“It was decided to separate the two wooden boats. We took the people from the white boat onto the Aquarius and the navy vessel took the people from the blue wooden boat. But we had already some of the children, women and men from the blue boat aboard the Aquarius.”

The teams of SOS continue rescue for hours, bringing people to the Aquarius shuttle by shuttle, whilst also supporting the navy vessel with shuttles.

“And then suddenly another small wooden boat was spotted, a third one. It was small. But all of a sudden we had to take care of this third boat now. And again, it was a serious situation as the small wooden boat was overcrowded and starting to fill with water. We had to react very quickly as it looked ready to capsize at any moment,” said Yohann.

All 40 people from this wooden boat could be rescued. The entire rescue operation of three different boats lasted more than 12 hours. It was only in the late afternoon that all persons were save aboard of the Aquarius or the navy vessel.

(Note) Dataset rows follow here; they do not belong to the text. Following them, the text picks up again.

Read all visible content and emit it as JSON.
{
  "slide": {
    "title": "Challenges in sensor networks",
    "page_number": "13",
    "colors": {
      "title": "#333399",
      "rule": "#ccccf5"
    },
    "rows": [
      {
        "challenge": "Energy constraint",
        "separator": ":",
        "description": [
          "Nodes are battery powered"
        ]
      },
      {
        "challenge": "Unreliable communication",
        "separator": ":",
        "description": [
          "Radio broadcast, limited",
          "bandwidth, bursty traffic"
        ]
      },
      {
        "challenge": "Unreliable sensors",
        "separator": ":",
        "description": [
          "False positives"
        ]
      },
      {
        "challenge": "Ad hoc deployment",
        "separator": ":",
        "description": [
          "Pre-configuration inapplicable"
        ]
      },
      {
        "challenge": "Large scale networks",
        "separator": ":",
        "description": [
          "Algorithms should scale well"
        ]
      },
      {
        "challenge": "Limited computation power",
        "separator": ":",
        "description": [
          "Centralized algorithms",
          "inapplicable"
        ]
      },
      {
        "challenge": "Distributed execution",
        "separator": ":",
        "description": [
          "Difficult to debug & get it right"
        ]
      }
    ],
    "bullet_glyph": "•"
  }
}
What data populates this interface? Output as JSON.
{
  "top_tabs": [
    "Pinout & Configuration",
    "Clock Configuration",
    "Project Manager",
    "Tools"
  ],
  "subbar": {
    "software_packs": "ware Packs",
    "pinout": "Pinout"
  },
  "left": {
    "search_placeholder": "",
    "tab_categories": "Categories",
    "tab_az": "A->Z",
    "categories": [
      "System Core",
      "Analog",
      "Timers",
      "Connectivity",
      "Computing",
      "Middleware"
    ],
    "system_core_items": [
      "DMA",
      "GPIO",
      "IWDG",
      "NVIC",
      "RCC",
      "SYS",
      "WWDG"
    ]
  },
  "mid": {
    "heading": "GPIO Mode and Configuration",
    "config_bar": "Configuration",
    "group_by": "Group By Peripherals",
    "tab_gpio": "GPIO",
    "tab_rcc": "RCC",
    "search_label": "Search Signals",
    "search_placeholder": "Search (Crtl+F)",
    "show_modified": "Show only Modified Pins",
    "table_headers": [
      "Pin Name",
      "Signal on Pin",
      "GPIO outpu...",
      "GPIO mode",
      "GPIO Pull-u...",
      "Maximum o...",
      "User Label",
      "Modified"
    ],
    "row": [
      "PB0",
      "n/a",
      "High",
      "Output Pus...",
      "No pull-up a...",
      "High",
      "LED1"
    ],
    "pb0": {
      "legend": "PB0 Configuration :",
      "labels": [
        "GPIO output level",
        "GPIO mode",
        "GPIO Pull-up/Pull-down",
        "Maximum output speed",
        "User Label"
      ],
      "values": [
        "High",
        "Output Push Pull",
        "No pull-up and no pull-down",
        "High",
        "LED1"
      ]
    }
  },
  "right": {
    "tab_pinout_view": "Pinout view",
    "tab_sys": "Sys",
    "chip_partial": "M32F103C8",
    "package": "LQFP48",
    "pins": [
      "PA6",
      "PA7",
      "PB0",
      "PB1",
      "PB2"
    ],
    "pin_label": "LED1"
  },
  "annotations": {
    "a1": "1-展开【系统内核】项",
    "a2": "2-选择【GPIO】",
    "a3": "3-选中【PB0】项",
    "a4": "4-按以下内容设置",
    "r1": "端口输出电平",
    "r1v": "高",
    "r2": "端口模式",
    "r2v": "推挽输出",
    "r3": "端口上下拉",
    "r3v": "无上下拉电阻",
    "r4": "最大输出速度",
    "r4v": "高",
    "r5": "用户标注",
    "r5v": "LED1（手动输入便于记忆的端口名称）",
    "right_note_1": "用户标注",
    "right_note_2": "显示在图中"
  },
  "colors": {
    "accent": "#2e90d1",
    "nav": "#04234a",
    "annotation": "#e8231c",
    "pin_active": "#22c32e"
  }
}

We are now on our way to Sicily facing extremely bad weather. The forecast says that in a few hours it will be even worse and currently we already have waves of up to 4 meters and strong winds. A lot of our guests are seasick and you can hear the typical sound of it all over the Aquarius. The teams of MSF and SOS MEDITERRANEE have a lot to do, to take care of the sick and to support the others with water and food, blankets and medicine.

The Aquarius was able to disembark all rescued Friday morning in a harbour in Sicily.

Text: René Schulthoff